Thus, with the motto of Vasudhaiva Kutumbakam, the Indian leadership’s motive is to ensure a global order of world peace and inclusive and sustainable development. Aspiration for such a global order stems from its rich history of diversity and collectivism.
There is something unique fundamental to the goals set by India’s Presidency. The fundamentals lie in the good economics and philosophy India attaches to G20. The principles of social welfare and equitable distribution are reflected in the commitment to achieving the end goal of ubiquitous improvement in the living standards of the masses and making the world a more equitable place.
India understands the importance of this goal given its history of colonization and years of struggle for development. India assumes the responsibility of communicating the voice of the nations at the periphery and semi-periphery to the countries at the core.
In the same spirit, India’s advocacy forth the emergence of the Global South is not an agenda to attain dominance, rather it is an act of raising its voice against discriminatory practices and for equitable distribution of resources, a democratic world order, and better living conditions for all.
The call for South-South cooperation is for bringing countries with common problems and aspirations together, to ensure economies of scale in achieving the goal of a better quality of life. India’s stance on peace is clear with Prime Minister Narendra Modi’s words that “today’s era must not be of war”, quieting its critics.
With this, the world has also started looking toward India’s Presidency as a platform for bringing peace between Russia and Ukraine. India has thus acquired the position of a global peacemaker.
The commitment to inclusion is also seen in the way the G20 Presidency is being executed in India. With eleven engagement groups, twelve working groups under the Sherpa track, and eight under the Finance track, the Presidency is undertaking over 200 meetings of ministers, government officials, and civil society members, engaging young minds from various educational institutions across 32 different work streams in 50 cities across length and breadth of the country, instead of limiting all the events to the capital.
There is another reason why experts call the opportunity unprecedented. India’s leadership has come at a very crucial period. The world collectively is recovering from the atrocities of the pandemic and witnessing the Russia-Ukraine war.
Inflationary situations worldwide have been highly unfavourable for the poor, and the risk of global recession is looming as evident from massive layoffs undertaken by the world’s top companies.
The macroeconomic environment is not favourable, especially for the underprivileged and those in the middle of the income group, the pandemic has led to a significant rise in fiscal deficits of the governments and the vulnerable section is still struggling to get back on its feet post-pandemic.

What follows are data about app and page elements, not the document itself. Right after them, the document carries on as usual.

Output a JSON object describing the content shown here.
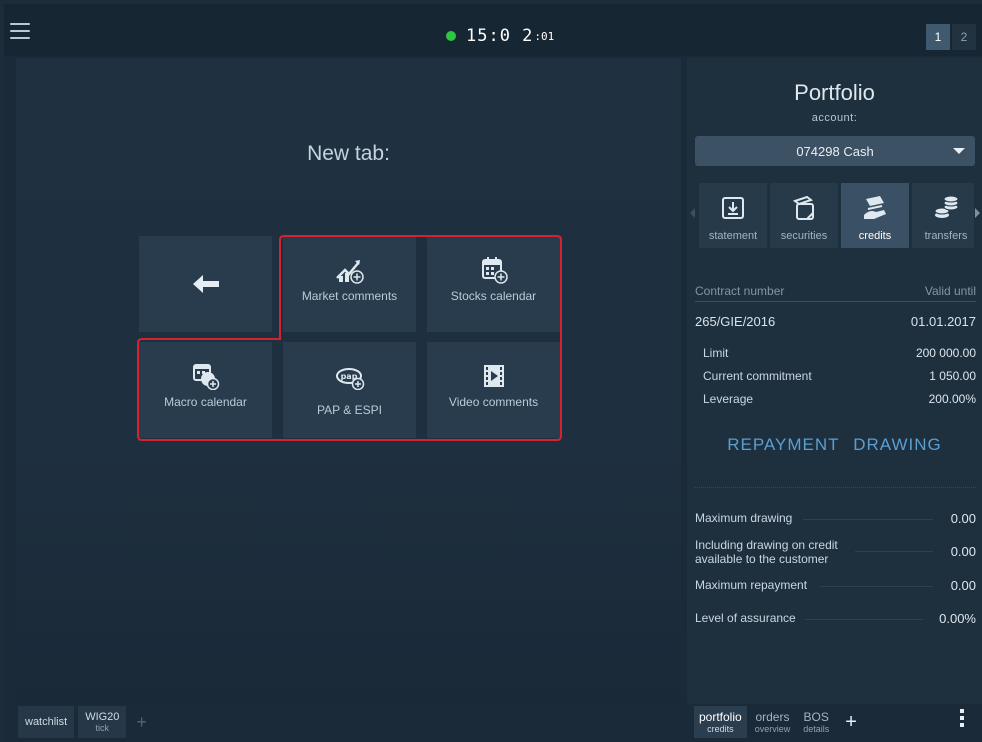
{
  "topbar": {
    "time_main": "15:0 2",
    "time_sec": ":01",
    "status_color": "#2cc640",
    "page_tabs": [
      "1",
      "2"
    ]
  },
  "left": {
    "title": "New tab:",
    "tiles": [
      {
        "label": "",
        "icon": "back-arrow-icon"
      },
      {
        "label": "Market comments",
        "icon": "market-comments-icon"
      },
      {
        "label": "Stocks calendar",
        "icon": "stocks-calendar-icon"
      },
      {
        "label": "Macro calendar",
        "icon": "macro-calendar-icon"
      },
      {
        "label": "PAP & ESPI",
        "icon": "pap-icon"
      },
      {
        "label": "Video comments",
        "icon": "video-icon"
      }
    ],
    "highlight_color": "#d4232e"
  },
  "bottom_left": {
    "tabs": [
      {
        "label": "watchlist",
        "sub": ""
      },
      {
        "label": "WIG20",
        "sub": "tick"
      }
    ],
    "plus": "+"
  },
  "portfolio": {
    "title": "Portfolio",
    "account_label": "account:",
    "account_value": "074298 Cash",
    "functions": [
      {
        "label": "statement",
        "icon": "statement-icon"
      },
      {
        "label": "securities",
        "icon": "securities-icon"
      },
      {
        "label": "credits",
        "icon": "credits-icon",
        "active": true
      },
      {
        "label": "transfers",
        "icon": "transfers-icon"
      }
    ],
    "contract_header": {
      "left": "Contract number",
      "right": "Valid until"
    },
    "contract": {
      "number": "265/GIE/2016",
      "valid_until": "01.01.2017"
    },
    "details": [
      {
        "label": "Limit",
        "value": "200 000.00"
      },
      {
        "label": "Current commitment",
        "value": "1 050.00"
      },
      {
        "label": "Leverage",
        "value": "200.00%"
      }
    ],
    "actions": {
      "repayment": "REPAYMENT",
      "drawing": "DRAWING"
    },
    "summary": [
      {
        "label": "Maximum drawing",
        "value": "0.00"
      },
      {
        "label": "Including drawing on credit available to the customer",
        "value": "0.00"
      },
      {
        "label": "Maximum repayment",
        "value": "0.00"
      },
      {
        "label": "Level of assurance",
        "value": "0.00%"
      }
    ]
  },
  "bottom_right": {
    "tabs": [
      {
        "label": "portfolio",
        "sub": "credits",
        "active": true
      },
      {
        "label": "orders",
        "sub": "overview"
      },
      {
        "label": "BOS",
        "sub": "details"
      }
    ],
    "plus": "+"
  }
}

World has realized the perils of limited supply chains as experienced in the case of chip shortages. The times are sensitive and situations can worsen if not tackled efficiently.
Under such an environment, India got the Presidency and gave the motto of Vasudhaiva Kutumbakam. Thus, Vasudhaiva Kutumbakam is not mere jargon, instead, it is a mission and vision statement given by India to the world for collective prosperity.
India’s Presidency lies in the troika of Indonesia and Brazil, the other two countries of the global south. With three consecutive presidencies from the Global South, it has a unique chance to address the concerns that inhibit the development of the global south.
As put by the Foreign Affairs Minister, S Jaishankar, “…in the diplomatic history of India we have never had this many powerful nations, the top 20 economies of the world…, and their leaders, come to India.”
Thus, it is an opportunity for India to establish a new world order, with the mission and vision of world harmony through global justice and social welfare. (ANI)